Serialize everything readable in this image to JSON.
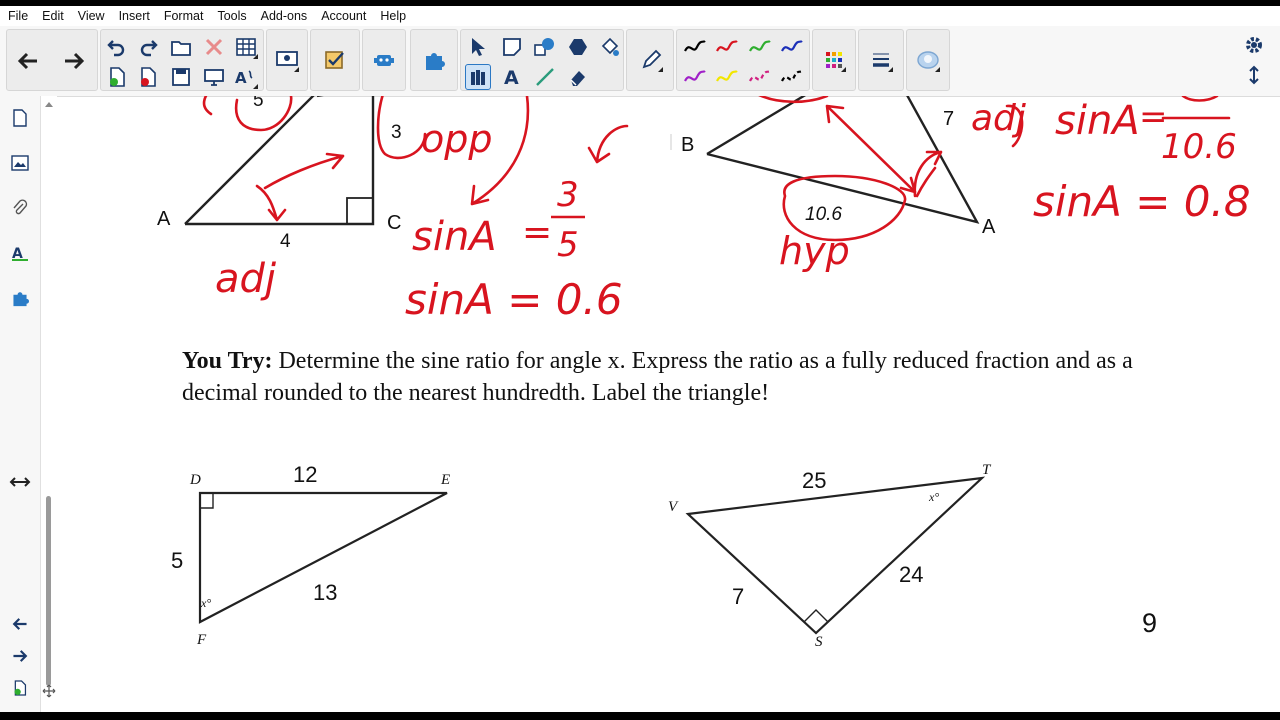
{
  "menu": [
    "File",
    "Edit",
    "View",
    "Insert",
    "Format",
    "Tools",
    "Add-ons",
    "Account",
    "Help"
  ],
  "toolbar": {
    "pen_colors": [
      "#000000",
      "#d8141f",
      "#2fae2f",
      "#1b2fb8",
      "#a020c8",
      "#f2e600",
      "#d02080",
      "#000000"
    ]
  },
  "example1": {
    "vertex_a": "A",
    "vertex_c": "C",
    "side_bottom": "4",
    "side_right": "3",
    "side_hyp": "5",
    "ink": {
      "opp": "opp",
      "adj": "adj",
      "eq1_lhs": "sinA",
      "eq1_num": "3",
      "eq1_den": "5",
      "eq2": "sinA = 0.6"
    }
  },
  "example2": {
    "vertex_b": "B",
    "vertex_a": "A",
    "side_right": "7",
    "side_bottom": "10.6",
    "ink": {
      "adj": "adj",
      "hyp": "hyp",
      "eq1_lhs": "sinA",
      "eq1_den": "10.6",
      "eq2": "sinA = 0.8"
    }
  },
  "prompt": {
    "lead": "You Try:",
    "text": " Determine the sine ratio for angle x. Express the ratio as a fully reduced fraction and as a decimal rounded to the nearest hundredth. Label the triangle!"
  },
  "triangle1": {
    "v_d": "D",
    "v_e": "E",
    "v_f": "F",
    "top": "12",
    "left": "5",
    "hyp": "13",
    "angle": "x°"
  },
  "triangle2": {
    "v_v": "V",
    "v_t": "T",
    "v_s": "S",
    "top": "25",
    "right": "24",
    "left": "7",
    "angle": "x°"
  },
  "page_number": "9"
}
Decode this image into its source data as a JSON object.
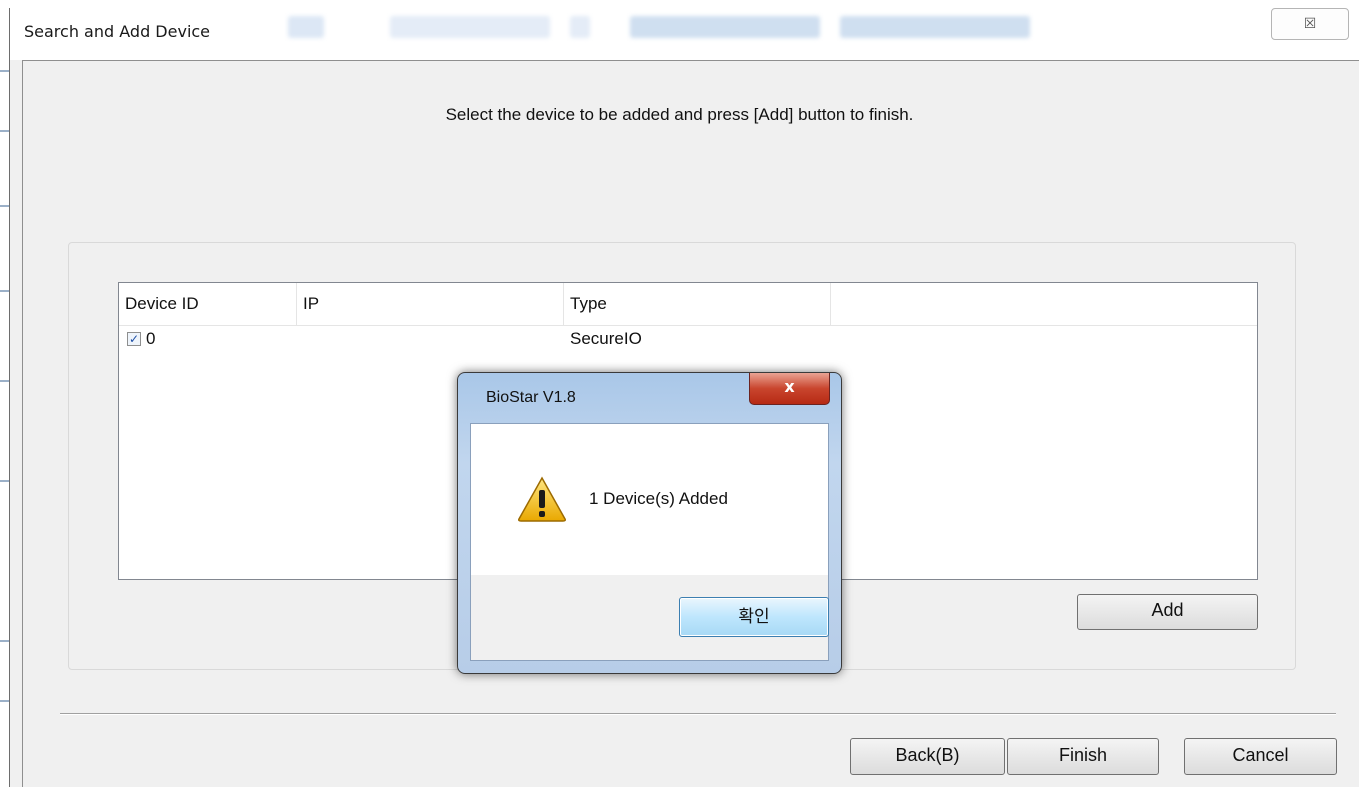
{
  "window": {
    "title": "Search and Add Device",
    "close_glyph": "☒",
    "instruction": "Select the device to be added and press [Add] button to finish."
  },
  "device_list": {
    "columns": [
      "Device ID",
      "IP",
      "Type",
      ""
    ],
    "rows": [
      {
        "checked": true,
        "check_glyph": "✓",
        "device_id": "0",
        "ip": "",
        "type": "SecureIO"
      }
    ]
  },
  "buttons": {
    "add": "Add",
    "back": "Back(B)",
    "finish": "Finish",
    "cancel": "Cancel"
  },
  "message_box": {
    "title": "BioStar V1.8",
    "close_glyph": "x",
    "message": "1 Device(s) Added",
    "ok_label": "확인",
    "icon": "warning-icon"
  },
  "colors": {
    "dialog_bg": "#f0f0f0",
    "msgbox_frame": "#b7cde8",
    "close_red": "#c9452e",
    "ok_button": "#bee6fd"
  }
}
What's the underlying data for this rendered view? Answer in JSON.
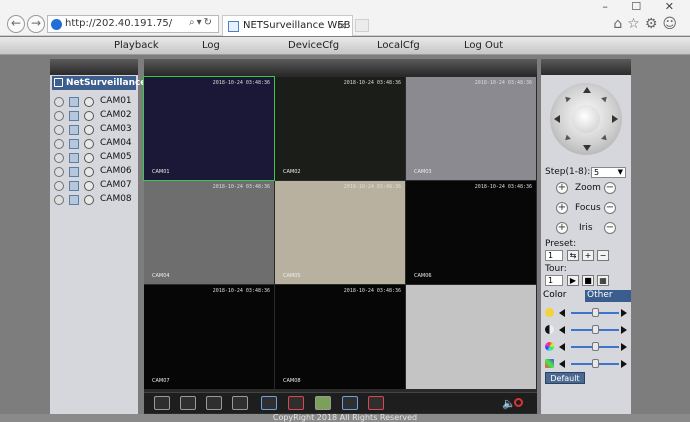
{
  "browser": {
    "url": "http://202.40.191.75/",
    "tab_title": "NETSurveillance WEB"
  },
  "menu": [
    "Playback",
    "Log",
    "DeviceCfg",
    "LocalCfg",
    "Log Out"
  ],
  "tree": {
    "title": "NetSurveillance",
    "cameras": [
      "CAM01",
      "CAM02",
      "CAM03",
      "CAM04",
      "CAM05",
      "CAM06",
      "CAM07",
      "CAM08"
    ]
  },
  "video": {
    "cells": [
      {
        "ts": "2018-10-24 03:48:36",
        "name": "CAM01",
        "bg": "#1a1836"
      },
      {
        "ts": "2018-10-24 03:48:36",
        "name": "CAM02",
        "bg": "#1b1d19"
      },
      {
        "ts": "2018-10-24 03:48:36",
        "name": "CAM03",
        "bg": "#8a8a90"
      },
      {
        "ts": "2018-10-24 03:48:36",
        "name": "CAM04",
        "bg": "#6e6e6e"
      },
      {
        "ts": "2018-10-24 03:48:36",
        "name": "CAM05",
        "bg": "#b9b1a0"
      },
      {
        "ts": "2018-10-24 03:48:36",
        "name": "CAM06",
        "bg": "#070707"
      },
      {
        "ts": "2018-10-24 03:48:36",
        "name": "CAM07",
        "bg": "#060606"
      },
      {
        "ts": "2018-10-24 03:48:36",
        "name": "CAM08",
        "bg": "#060606"
      },
      {
        "ts": "",
        "name": "",
        "bg": "#c4c4c4"
      }
    ]
  },
  "ptz": {
    "step_label": "Step(1-8):",
    "step_value": "5",
    "zoom": "Zoom",
    "focus": "Focus",
    "iris": "Iris",
    "preset_label": "Preset:",
    "preset_value": "1",
    "tour_label": "Tour:",
    "tour_value": "1"
  },
  "color_tabs": {
    "color": "Color",
    "other": "Other"
  },
  "default_button": "Default",
  "footer": "CopyRight 2018 All Rights Reserved",
  "colors": {
    "accent": "#3e5f8e",
    "selected_border": "#37c84a",
    "slider": "#3e74c9"
  }
}
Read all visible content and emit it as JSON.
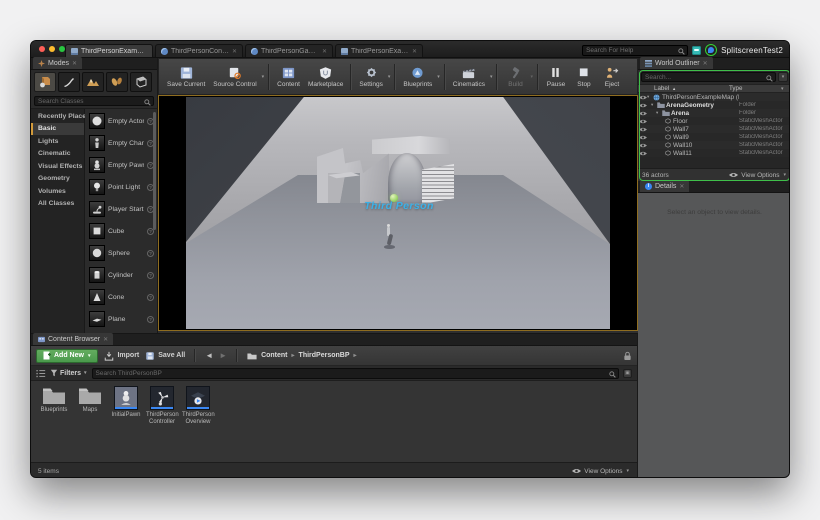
{
  "titlebar": {
    "window_title": "SplitscreenTest2",
    "help_placeholder": "Search For Help",
    "tabs": [
      {
        "label": "ThirdPersonExampleMap"
      },
      {
        "label": "ThirdPersonController"
      },
      {
        "label": "ThirdPersonGameMode"
      },
      {
        "label": "ThirdPersonExampleMap"
      }
    ]
  },
  "toolbar": {
    "items": [
      {
        "label": "Save Current"
      },
      {
        "label": "Source Control"
      },
      {
        "label": "Content"
      },
      {
        "label": "Marketplace"
      },
      {
        "label": "Settings"
      },
      {
        "label": "Blueprints"
      },
      {
        "label": "Cinematics"
      },
      {
        "label": "Build"
      },
      {
        "label": "Pause"
      },
      {
        "label": "Stop"
      },
      {
        "label": "Eject"
      }
    ]
  },
  "modes": {
    "tab_label": "Modes",
    "search_placeholder": "Search Classes",
    "categories": [
      "Recently Placed",
      "Basic",
      "Lights",
      "Cinematic",
      "Visual Effects",
      "Geometry",
      "Volumes",
      "All Classes"
    ],
    "selected_category": "Basic",
    "items": [
      "Empty Actor",
      "Empty Character",
      "Empty Pawn",
      "Point Light",
      "Player Start",
      "Cube",
      "Sphere",
      "Cylinder",
      "Cone",
      "Plane"
    ]
  },
  "viewport": {
    "overlay_text": "Third Person"
  },
  "outliner": {
    "tab_label": "World Outliner",
    "search_placeholder": "Search...",
    "columns": {
      "label": "Label",
      "type": "Type"
    },
    "rows": [
      {
        "label": "ThirdPersonExampleMap (PlayWorld)",
        "type": ""
      },
      {
        "label": "ArenaGeometry",
        "type": "Folder"
      },
      {
        "label": "Arena",
        "type": "Folder"
      },
      {
        "label": "Floor",
        "type": "StaticMeshActor"
      },
      {
        "label": "Wall7",
        "type": "StaticMeshActor"
      },
      {
        "label": "Wall9",
        "type": "StaticMeshActor"
      },
      {
        "label": "Wall10",
        "type": "StaticMeshActor"
      },
      {
        "label": "Wall11",
        "type": "StaticMeshActor"
      }
    ],
    "footer": {
      "count": "36 actors",
      "view_options": "View Options"
    }
  },
  "details": {
    "tab_label": "Details",
    "empty_text": "Select an object to view details."
  },
  "content_browser": {
    "tab_label": "Content Browser",
    "add_new": "Add New",
    "import": "Import",
    "save_all": "Save All",
    "path": [
      "Content",
      "ThirdPersonBP"
    ],
    "filters": "Filters",
    "search_placeholder": "Search ThirdPersonBP",
    "assets": [
      {
        "name": "Blueprints",
        "kind": "folder"
      },
      {
        "name": "Maps",
        "kind": "folder"
      },
      {
        "name": "InitialPawn",
        "kind": "asset"
      },
      {
        "name": "ThirdPerson Controller",
        "kind": "asset"
      },
      {
        "name": "ThirdPerson Overview",
        "kind": "asset"
      }
    ],
    "footer": {
      "count": "5 items",
      "view_options": "View Options"
    }
  },
  "colors": {
    "accent-blue": "#3bb1e8",
    "highlight-green": "#3fbf4a",
    "viewport-border-yellow": "#8f6d20",
    "add-button-green": "#4a9a4c",
    "asset-bar-blue": "#3a87f2",
    "traffic-red": "#ff5f57",
    "traffic-yellow": "#febc2e",
    "traffic-green": "#28c840"
  }
}
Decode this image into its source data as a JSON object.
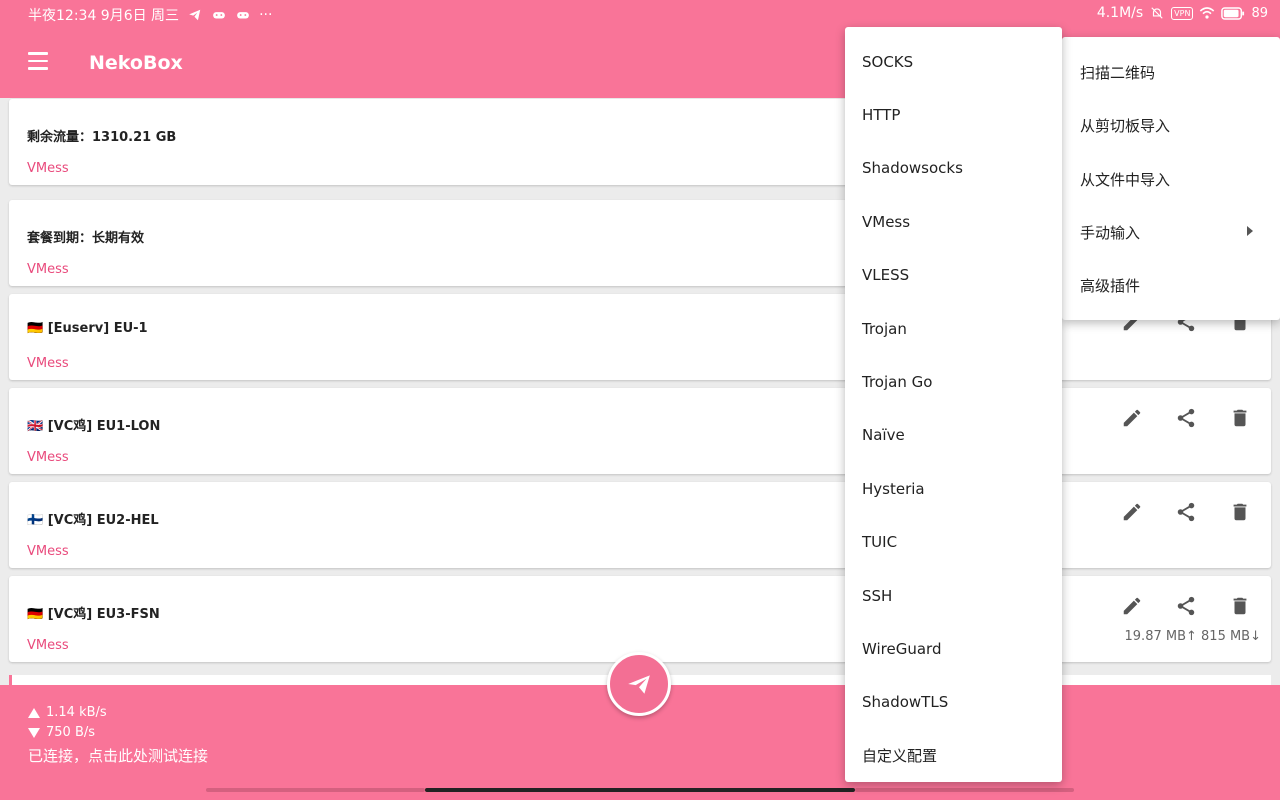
{
  "status_bar": {
    "time_date": "半夜12:34 9月6日 周三",
    "more": "···",
    "net_speed": "4.1M/s",
    "vpn": "VPN",
    "battery": "89"
  },
  "app": {
    "title": "NekoBox"
  },
  "cards": [
    {
      "title": "剩余流量：1310.21 GB",
      "type": "VMess"
    },
    {
      "title": "套餐到期：长期有效",
      "type": "VMess"
    },
    {
      "flag": "🇩🇪",
      "title": "[Euserv] EU-1",
      "type": "VMess"
    },
    {
      "flag": "🇬🇧",
      "title": "[VC鸡] EU1-LON",
      "type": "VMess"
    },
    {
      "flag": "🇫🇮",
      "title": "[VC鸡] EU2-HEL",
      "type": "VMess"
    },
    {
      "flag": "🇩🇪",
      "title": "[VC鸡] EU3-FSN",
      "type": "VMess",
      "traffic": "19.87 MB↑ 815 MB↓"
    }
  ],
  "bottom": {
    "upload": "1.14 kB/s",
    "download": "750 B/s",
    "connection": "已连接，点击此处测试连接"
  },
  "main_menu": {
    "items": [
      "扫描二维码",
      "从剪切板导入",
      "从文件中导入",
      "手动输入",
      "高级插件"
    ]
  },
  "sub_menu": {
    "items": [
      "SOCKS",
      "HTTP",
      "Shadowsocks",
      "VMess",
      "VLESS",
      "Trojan",
      "Trojan Go",
      "Naïve",
      "Hysteria",
      "TUIC",
      "SSH",
      "WireGuard",
      "ShadowTLS",
      "自定义配置"
    ]
  },
  "colors": {
    "primary": "#f97498",
    "accent_text": "#e94a7c"
  }
}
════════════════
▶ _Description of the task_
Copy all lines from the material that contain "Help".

▶ _Written answer_
    "Help"
    "help_placeholder": "Search For Help",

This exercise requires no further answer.